Oliver’s Otter Phase by Lisa Connors was a good book. Oliver really likes otters so much that he is pretending to be one. In acting like an otter, he puts food on his stomach to eat, he stores food under his armpit, he wiggles and dives off of the chairs, and, his favorite part, he snuggles with his mom. The author includes a lot of facts at the end of the book about different kinds of otters and how humans and otters are alike and different. I really like how the pictures and the snapshots from their trip are showing at the bottom of each page. My favorite part of the book is when his dad takes him to the grocery store and Oliver wants to hold onto string like his otters hold onto kelp. I give the book 4.5 stars. - Reviewed by Safiya (Age 9)
Oliver tries out a lot of otter behaviors that don't make sense for kids, and one that does. A fun story for any kid who's wanted to be something more exciting than a ... kid - even if they would rather be a polar bear or eagle. Back matter includes a comparison chart for otters and humans (you can make one for the animal your kid wants to be), plus more otter info and a fun game.
Oliver's Otter Phaseis probably the most humorous of the bunch. Like Dear Komodo Dragon, this on is also a fictional story, but at the same time it's packed with plenty of educational information that would be perfect for a marine mammal or otter unit study...This is such a cute story, especially for young children. There is a lot of funny antics included, as well as adorable illustrations that we both enjoyed.
I have to say that Oliver's Otter Phase is at the top of my list of favorite children's books. It tells about otters in an engaging way, and Oliver is a kooky, yet adorable, boy. The illustrations are also appealing... The "For Creative Minds" section after the story has several facts on marine mammals, explains the differences and similarities between humans and otters, explains the differences and similarities between sea otters and river otters, and has a learning experiment on the way that Oliver uses tools as compared to sea otters.

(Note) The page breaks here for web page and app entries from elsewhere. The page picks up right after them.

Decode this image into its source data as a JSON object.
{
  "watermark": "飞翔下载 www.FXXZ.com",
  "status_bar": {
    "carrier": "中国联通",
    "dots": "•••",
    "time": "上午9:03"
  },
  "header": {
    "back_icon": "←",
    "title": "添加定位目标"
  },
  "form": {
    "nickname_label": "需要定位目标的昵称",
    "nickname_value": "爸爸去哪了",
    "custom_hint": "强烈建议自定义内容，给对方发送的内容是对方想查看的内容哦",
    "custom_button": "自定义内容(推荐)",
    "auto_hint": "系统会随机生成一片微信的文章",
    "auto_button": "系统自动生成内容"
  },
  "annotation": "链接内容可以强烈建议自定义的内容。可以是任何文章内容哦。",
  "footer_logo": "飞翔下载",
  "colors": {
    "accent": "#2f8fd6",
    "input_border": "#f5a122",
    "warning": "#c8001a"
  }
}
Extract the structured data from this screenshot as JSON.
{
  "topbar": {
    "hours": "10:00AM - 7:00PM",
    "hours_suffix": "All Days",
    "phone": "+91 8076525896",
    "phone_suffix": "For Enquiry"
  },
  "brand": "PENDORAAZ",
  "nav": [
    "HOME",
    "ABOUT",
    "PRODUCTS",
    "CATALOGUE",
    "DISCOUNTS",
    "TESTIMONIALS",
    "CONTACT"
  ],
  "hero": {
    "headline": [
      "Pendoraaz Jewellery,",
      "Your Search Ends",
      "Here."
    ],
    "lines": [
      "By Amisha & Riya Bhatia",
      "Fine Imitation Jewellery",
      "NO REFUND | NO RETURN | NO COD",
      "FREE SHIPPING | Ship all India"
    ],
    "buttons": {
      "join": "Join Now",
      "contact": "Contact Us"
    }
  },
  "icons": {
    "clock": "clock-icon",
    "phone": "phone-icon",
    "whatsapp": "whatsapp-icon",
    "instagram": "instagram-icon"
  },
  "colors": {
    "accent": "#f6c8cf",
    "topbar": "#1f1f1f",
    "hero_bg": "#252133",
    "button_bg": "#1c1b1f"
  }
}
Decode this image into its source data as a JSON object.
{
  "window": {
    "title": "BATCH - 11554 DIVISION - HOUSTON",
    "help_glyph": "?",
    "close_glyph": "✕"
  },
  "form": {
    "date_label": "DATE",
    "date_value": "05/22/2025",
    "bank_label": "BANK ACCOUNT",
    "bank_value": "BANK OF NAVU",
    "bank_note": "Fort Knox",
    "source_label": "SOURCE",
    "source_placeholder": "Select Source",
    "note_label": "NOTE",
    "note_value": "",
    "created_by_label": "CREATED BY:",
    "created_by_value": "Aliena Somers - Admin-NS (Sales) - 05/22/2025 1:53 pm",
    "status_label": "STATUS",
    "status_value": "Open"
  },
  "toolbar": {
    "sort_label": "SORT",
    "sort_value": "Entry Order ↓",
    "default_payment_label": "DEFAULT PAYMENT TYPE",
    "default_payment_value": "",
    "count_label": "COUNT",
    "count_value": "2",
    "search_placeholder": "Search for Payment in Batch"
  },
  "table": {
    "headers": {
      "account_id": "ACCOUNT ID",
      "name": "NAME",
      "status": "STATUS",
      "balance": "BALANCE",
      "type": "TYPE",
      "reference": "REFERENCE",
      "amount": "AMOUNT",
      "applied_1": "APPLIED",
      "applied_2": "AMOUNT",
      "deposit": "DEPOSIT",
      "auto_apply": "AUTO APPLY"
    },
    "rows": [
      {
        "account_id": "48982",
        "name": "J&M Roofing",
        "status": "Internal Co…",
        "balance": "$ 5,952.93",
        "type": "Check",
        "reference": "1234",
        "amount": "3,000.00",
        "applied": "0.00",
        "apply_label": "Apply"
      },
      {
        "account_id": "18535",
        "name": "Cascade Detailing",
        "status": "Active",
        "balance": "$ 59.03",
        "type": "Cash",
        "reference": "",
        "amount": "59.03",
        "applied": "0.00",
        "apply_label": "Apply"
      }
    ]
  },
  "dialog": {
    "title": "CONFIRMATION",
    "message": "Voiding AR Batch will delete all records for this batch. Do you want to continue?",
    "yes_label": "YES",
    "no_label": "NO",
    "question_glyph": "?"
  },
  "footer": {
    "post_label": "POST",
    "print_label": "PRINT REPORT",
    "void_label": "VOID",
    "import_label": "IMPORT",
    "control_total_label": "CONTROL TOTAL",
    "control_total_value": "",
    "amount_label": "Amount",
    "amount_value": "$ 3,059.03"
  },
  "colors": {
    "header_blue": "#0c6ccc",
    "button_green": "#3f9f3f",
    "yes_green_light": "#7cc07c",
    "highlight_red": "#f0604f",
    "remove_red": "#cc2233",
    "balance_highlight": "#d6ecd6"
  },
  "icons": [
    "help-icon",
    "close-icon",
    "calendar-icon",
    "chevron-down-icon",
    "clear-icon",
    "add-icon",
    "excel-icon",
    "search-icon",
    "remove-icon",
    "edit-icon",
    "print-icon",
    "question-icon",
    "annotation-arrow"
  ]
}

Oliver’s Otter Phase is a fictional story about a boy that went to the aquarium and saw otters so now he wants to act like one. On each page he tries to do an activity otters do. Like eating like an otter or taking a bath like an otter. Throughout the day he slowly realizes he doesn’t have the same adaptations and it might just be better to be a boy. Big Sis thought the whole book was “ridiculous” but then I caught her acting out like different animals so clearly this “silly book” had her thinking.
Highly Recommended - Great for younger students.
Recommended for home and school libraries. Great discussion starter for STEM studies.
Young readers will enjoy learning about otters as they go through a day of imagining in the life of Oliver. The young boy is fascinated with otters, so he spends the day pretending to be one. Playful illustrations bring life to the story. The book includes 4-page For Creative Minds at the end of the story as well as an online 30-page cross-curricular Teaching Activity Guide.